Domestic Violence Hurts Everyone
Of course it is possible here, it is possible anywhere. It could be any one of our mothers, sisters or daughters.
As we all know now, after more than seven years, Drew Peterson has been convicted for the death of his wife, Stacey Peterson, and is suspected in the disappearance of his college girlfriend Kathleen Savio.
When we hear about stories like this, most of us do not entertain the thought that something like this could happen in our own community. Hopefully it never will; however, the reality is that it can.
Domestic violence is a crime of control. It does not see the color of skin, marital status, sexual preference, level of education, age or even gender. That is right, not even gender; however, most domestic violence victims are women.
In many cases, it usually starts with verbal abuse or a slight shove. If not addressed at that point, it almost always gets worse as the abuser will think that it is ok. It can escalate into a push, a slap, a punch, severe beatings and even rape.
Some examples of abuse include but are not limited to: name-calling or putdowns, withholding money, sexual assault, keeping a partner from relationships with friends and family, stopping a partner from seeking employment, actual or threatened physical harm, stalking and intimidation.

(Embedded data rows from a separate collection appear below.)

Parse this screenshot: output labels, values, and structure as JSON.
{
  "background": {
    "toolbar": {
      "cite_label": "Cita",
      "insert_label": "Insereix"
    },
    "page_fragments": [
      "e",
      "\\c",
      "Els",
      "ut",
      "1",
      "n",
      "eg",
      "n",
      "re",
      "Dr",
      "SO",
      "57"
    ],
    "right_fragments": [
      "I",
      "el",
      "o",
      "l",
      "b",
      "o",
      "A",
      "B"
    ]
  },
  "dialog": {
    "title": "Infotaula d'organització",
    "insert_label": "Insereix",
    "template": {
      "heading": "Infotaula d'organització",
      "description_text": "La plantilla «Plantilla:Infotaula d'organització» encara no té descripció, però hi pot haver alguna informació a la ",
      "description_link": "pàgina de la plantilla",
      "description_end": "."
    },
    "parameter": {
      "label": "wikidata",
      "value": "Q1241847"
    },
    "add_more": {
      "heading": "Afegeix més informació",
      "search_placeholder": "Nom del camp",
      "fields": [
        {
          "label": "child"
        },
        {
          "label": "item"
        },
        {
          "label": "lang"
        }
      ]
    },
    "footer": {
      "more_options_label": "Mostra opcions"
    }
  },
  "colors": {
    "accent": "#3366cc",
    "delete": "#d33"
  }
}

Here are some startling statistics: one out of three women in America have been physically or sexually abused by a husband or boyfriend at some point in their lives. Between 40 percent and 60 percent of men who abuse women also abuse children. Approximately 1.3 million women and 835,000 men are physically assaulted by an intimate partner annually. Approximately 324,000 women experience violence by an intimate partner annually during pregnancy. In 2000, 1,247 women and 440 men were killed by an intimate partner.
Additionally, statistic show that children who live in homes where domestic violence occurs are more likely to be abused and/or neglected and even though they may not be physically harmed, they may have emotional and behavioral problems. Further, as children grow older and enter into relationships, they may think that it is ok or normal to abuse or be abused.
In most cases, the abuser will apologize, promise that it will never happen again, blame the victim and say that the abuse was not as bad as the victim claims. In any case, it is imperative to get out of the relationship as it will continue and likely get worse. Better yet, at the first sign of abuse, whether emotional or physical, get out! Unfortunately, many victims are afraid to leave. This is exactly what the abuser wants. If this is the case, notify someone close i.e. a family member, friend or neighbor who would be willing to call the police or a local organization that will provide assistance.
If you witnesses domestic violence, please call the police immediately, as it may prevent serious injury or could even save a life. The first Neighborhood Watch was formed because a woman was raped and murdered and no one did anything to save her or help apprehend her attacker.
How would anyone of us feel if a loved one was a victim of abuse? How would we feel if they were seriously injured or killed? Even worse, if it was witnessed and those who witnessed the abuse stood by and did nothing because they did not want to get involved or thought it was not their problem?
For more information about domestic violence or how to help someone who is a victim, contact your local law enforcement agency and/or battered women’s shelter.